§ **To do**: Show each line of the entries below in which the word "Migrate" appears.

Data about app and page elements
---
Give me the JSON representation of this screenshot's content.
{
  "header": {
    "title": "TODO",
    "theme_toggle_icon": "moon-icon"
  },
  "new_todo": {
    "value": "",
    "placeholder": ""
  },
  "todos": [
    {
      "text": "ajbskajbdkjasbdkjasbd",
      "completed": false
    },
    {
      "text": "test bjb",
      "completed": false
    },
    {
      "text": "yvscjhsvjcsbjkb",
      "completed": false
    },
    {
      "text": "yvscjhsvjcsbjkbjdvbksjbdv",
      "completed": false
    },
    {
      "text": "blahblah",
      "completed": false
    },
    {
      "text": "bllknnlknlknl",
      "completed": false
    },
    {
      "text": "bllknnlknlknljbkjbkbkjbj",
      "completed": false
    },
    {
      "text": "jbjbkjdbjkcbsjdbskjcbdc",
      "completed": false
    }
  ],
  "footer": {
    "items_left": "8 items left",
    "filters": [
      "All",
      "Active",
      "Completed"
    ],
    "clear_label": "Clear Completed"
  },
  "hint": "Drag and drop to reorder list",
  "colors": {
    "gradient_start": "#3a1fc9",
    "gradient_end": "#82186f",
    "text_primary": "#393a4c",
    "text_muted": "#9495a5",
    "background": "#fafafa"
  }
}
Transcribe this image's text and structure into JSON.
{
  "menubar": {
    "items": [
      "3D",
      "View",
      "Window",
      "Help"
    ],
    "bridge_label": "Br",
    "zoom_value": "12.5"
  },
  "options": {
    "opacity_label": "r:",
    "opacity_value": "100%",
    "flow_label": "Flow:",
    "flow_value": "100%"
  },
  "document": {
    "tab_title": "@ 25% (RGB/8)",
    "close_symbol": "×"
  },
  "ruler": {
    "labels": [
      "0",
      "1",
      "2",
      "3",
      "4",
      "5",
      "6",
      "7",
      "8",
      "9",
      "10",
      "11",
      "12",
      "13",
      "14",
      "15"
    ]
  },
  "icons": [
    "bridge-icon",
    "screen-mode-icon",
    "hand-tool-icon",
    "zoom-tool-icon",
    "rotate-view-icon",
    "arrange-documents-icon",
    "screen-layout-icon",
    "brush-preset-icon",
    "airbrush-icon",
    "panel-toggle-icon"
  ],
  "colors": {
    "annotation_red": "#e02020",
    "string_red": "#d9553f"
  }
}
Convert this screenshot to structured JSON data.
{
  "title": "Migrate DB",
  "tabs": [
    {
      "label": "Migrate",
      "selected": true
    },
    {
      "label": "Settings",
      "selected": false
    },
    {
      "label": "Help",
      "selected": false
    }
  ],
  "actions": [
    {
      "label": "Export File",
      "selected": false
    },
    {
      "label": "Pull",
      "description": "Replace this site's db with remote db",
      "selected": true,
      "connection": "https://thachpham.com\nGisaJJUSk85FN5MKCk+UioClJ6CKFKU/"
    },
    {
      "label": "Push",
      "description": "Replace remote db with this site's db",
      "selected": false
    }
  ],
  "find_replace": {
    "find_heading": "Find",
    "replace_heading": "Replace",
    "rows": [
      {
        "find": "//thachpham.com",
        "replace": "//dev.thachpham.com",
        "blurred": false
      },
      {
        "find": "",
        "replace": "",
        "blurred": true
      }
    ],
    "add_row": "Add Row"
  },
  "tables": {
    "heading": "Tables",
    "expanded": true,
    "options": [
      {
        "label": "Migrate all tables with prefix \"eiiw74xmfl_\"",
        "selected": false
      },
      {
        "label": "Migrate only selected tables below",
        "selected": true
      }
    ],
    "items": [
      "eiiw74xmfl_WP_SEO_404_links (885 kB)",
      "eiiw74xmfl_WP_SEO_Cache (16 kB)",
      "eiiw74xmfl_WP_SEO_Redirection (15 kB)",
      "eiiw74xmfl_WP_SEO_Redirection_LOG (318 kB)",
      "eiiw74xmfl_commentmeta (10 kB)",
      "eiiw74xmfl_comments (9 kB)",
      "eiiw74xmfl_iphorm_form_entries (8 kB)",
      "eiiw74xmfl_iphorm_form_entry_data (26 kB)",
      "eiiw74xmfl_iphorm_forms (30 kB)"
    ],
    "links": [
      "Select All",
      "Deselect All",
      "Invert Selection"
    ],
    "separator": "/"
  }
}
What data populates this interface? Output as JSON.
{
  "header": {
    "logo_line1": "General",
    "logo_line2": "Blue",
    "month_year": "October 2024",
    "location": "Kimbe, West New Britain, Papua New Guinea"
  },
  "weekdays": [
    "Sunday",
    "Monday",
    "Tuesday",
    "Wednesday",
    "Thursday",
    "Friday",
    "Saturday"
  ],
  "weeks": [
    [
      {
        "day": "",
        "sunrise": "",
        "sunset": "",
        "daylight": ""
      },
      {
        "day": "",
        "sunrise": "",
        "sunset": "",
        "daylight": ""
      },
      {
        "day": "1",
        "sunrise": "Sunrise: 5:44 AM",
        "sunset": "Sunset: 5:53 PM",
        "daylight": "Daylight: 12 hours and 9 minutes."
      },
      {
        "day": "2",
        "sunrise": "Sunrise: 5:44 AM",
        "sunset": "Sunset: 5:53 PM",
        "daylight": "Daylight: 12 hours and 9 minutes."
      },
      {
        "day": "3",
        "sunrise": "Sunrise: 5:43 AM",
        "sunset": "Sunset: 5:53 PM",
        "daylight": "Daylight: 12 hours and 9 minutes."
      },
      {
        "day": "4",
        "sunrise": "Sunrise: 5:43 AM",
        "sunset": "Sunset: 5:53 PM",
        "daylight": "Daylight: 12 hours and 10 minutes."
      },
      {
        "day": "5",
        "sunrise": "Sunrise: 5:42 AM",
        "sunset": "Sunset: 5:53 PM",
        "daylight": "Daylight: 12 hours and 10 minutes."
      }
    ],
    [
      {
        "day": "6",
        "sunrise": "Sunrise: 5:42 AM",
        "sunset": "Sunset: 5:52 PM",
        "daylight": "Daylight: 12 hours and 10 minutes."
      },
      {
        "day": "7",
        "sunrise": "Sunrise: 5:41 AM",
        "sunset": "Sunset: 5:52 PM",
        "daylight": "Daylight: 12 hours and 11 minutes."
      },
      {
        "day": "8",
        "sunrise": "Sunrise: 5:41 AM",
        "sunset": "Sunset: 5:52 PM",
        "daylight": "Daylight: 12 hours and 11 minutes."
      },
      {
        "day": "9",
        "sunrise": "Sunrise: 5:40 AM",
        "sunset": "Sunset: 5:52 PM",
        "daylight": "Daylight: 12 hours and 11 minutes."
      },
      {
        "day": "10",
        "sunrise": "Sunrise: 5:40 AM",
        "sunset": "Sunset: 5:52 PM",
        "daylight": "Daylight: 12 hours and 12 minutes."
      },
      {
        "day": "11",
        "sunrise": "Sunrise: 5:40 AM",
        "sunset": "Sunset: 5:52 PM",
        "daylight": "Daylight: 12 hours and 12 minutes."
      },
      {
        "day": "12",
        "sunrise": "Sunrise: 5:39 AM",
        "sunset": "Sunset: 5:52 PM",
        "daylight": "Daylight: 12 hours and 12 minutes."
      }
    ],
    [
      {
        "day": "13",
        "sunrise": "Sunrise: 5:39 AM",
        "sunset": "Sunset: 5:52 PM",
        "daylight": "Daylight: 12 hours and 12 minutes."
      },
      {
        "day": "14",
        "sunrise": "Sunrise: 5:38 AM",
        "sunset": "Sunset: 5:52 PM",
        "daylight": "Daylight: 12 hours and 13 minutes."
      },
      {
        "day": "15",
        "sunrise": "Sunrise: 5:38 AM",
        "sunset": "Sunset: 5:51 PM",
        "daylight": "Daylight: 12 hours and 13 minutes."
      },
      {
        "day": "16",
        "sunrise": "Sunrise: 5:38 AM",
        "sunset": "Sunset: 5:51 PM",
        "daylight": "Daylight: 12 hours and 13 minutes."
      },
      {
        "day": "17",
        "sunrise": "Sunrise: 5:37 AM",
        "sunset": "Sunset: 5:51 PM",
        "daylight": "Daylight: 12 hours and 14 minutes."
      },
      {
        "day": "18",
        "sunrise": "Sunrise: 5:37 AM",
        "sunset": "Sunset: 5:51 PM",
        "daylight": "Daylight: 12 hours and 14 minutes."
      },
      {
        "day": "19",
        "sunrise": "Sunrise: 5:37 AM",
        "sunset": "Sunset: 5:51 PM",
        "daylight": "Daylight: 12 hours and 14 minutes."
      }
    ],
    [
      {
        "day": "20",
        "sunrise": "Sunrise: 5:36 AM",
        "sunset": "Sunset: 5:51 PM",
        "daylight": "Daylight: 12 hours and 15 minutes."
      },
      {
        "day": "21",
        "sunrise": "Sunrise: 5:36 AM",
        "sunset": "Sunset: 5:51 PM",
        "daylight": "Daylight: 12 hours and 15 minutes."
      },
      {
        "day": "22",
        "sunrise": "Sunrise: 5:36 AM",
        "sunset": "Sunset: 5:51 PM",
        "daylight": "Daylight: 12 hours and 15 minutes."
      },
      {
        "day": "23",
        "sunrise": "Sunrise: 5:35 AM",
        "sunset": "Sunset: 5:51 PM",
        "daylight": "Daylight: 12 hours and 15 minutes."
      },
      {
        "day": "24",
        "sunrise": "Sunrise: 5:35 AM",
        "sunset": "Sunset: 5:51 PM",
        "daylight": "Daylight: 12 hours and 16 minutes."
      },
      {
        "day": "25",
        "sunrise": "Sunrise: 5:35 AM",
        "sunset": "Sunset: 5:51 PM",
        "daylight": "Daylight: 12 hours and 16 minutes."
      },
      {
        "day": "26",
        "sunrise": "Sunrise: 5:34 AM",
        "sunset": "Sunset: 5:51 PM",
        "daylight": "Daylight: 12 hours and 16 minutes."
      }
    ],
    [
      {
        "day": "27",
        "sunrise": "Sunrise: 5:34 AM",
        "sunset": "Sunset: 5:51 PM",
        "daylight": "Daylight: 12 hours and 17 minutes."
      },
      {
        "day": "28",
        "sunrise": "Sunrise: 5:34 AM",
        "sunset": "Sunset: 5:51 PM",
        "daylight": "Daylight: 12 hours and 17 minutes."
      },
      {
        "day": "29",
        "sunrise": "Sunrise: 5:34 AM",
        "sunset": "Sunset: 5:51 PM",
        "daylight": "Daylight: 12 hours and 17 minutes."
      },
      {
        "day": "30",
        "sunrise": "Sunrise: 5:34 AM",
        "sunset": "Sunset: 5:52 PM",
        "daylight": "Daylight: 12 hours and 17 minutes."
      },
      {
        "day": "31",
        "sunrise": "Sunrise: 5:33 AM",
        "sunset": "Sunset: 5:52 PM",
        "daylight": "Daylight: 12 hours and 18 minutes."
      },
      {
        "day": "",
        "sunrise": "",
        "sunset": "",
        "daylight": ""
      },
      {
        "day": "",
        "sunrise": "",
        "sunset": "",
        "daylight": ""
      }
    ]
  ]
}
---
§ **Problem solution**:
  "title": "Migrate DB",
      "label": "Migrate",
        "label": "Migrate all tables with prefix \"eiiw74xmfl_\"",
        "label": "Migrate only selected tables below",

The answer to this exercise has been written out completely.